Element data from apps and pages ▸
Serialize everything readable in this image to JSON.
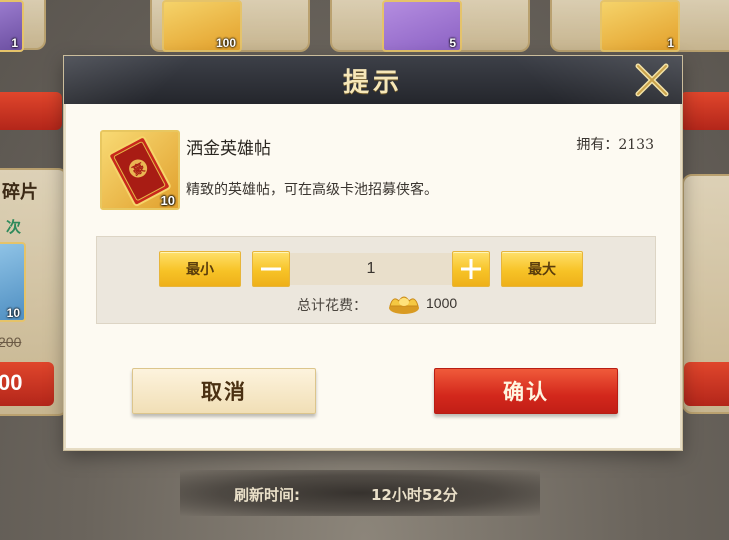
{
  "background": {
    "top_items": [
      {
        "count": "1"
      },
      {
        "count": "100"
      },
      {
        "count": "5"
      },
      {
        "count": "1"
      }
    ],
    "left_card": {
      "title_partial": "碎片",
      "sub_partial": "次",
      "count": "10",
      "old_price": "200",
      "price_partial": "00"
    },
    "refresh": {
      "label": "刷新时间:",
      "value": "12小时52分"
    }
  },
  "dialog": {
    "title": "提示",
    "item": {
      "name": "洒金英雄帖",
      "quantity": "10",
      "owned": "拥有：2133",
      "description": "精致的英雄帖，可在高级卡池招募侠客。",
      "icon": "hero-invitation-card-icon"
    },
    "quantity_selector": {
      "min_label": "最小",
      "max_label": "最大",
      "minus_label": "−",
      "plus_label": "+",
      "value": "1"
    },
    "total": {
      "label": "总计花费：",
      "currency_icon": "gold-ingot-icon",
      "value": "1000"
    },
    "buttons": {
      "cancel": "取消",
      "confirm": "确认"
    }
  },
  "colors": {
    "header": "#2b2d33",
    "gold_button": "#f7c327",
    "confirm_red": "#d3281c",
    "panel": "#ece7dd"
  }
}
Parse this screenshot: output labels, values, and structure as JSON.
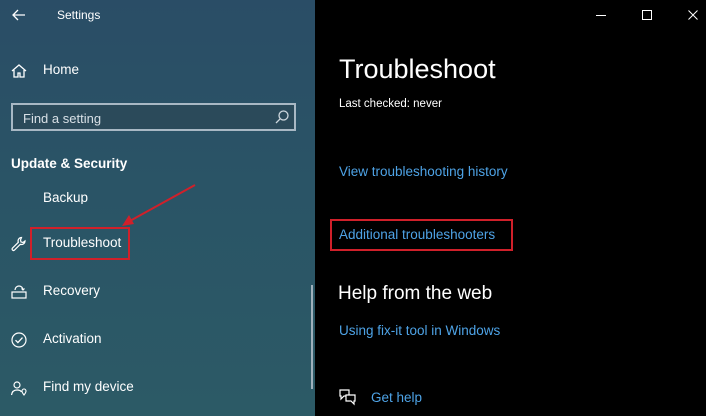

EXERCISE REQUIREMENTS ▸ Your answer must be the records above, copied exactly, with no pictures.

RESULT BELOW ▸
Serialize everything readable in this image to JSON.
{
  "background": {
    "top_items": [
      {
        "count": "1"
      },
      {
        "count": "100"
      },
      {
        "count": "5"
      },
      {
        "count": "1"
      }
    ],
    "left_card": {
      "title_partial": "碎片",
      "sub_partial": "次",
      "count": "10",
      "old_price": "200",
      "price_partial": "00"
    },
    "refresh": {
      "label": "刷新时间:",
      "value": "12小时52分"
    }
  },
  "dialog": {
    "title": "提示",
    "item": {
      "name": "洒金英雄帖",
      "quantity": "10",
      "owned": "拥有：2133",
      "description": "精致的英雄帖，可在高级卡池招募侠客。",
      "icon": "hero-invitation-card-icon"
    },
    "quantity_selector": {
      "min_label": "最小",
      "max_label": "最大",
      "minus_label": "−",
      "plus_label": "+",
      "value": "1"
    },
    "total": {
      "label": "总计花费：",
      "currency_icon": "gold-ingot-icon",
      "value": "1000"
    },
    "buttons": {
      "cancel": "取消",
      "confirm": "确认"
    }
  },
  "colors": {
    "header": "#2b2d33",
    "gold_button": "#f7c327",
    "confirm_red": "#d3281c",
    "panel": "#ece7dd"
  }
}
Parse this screenshot: output labels, values, and structure as JSON.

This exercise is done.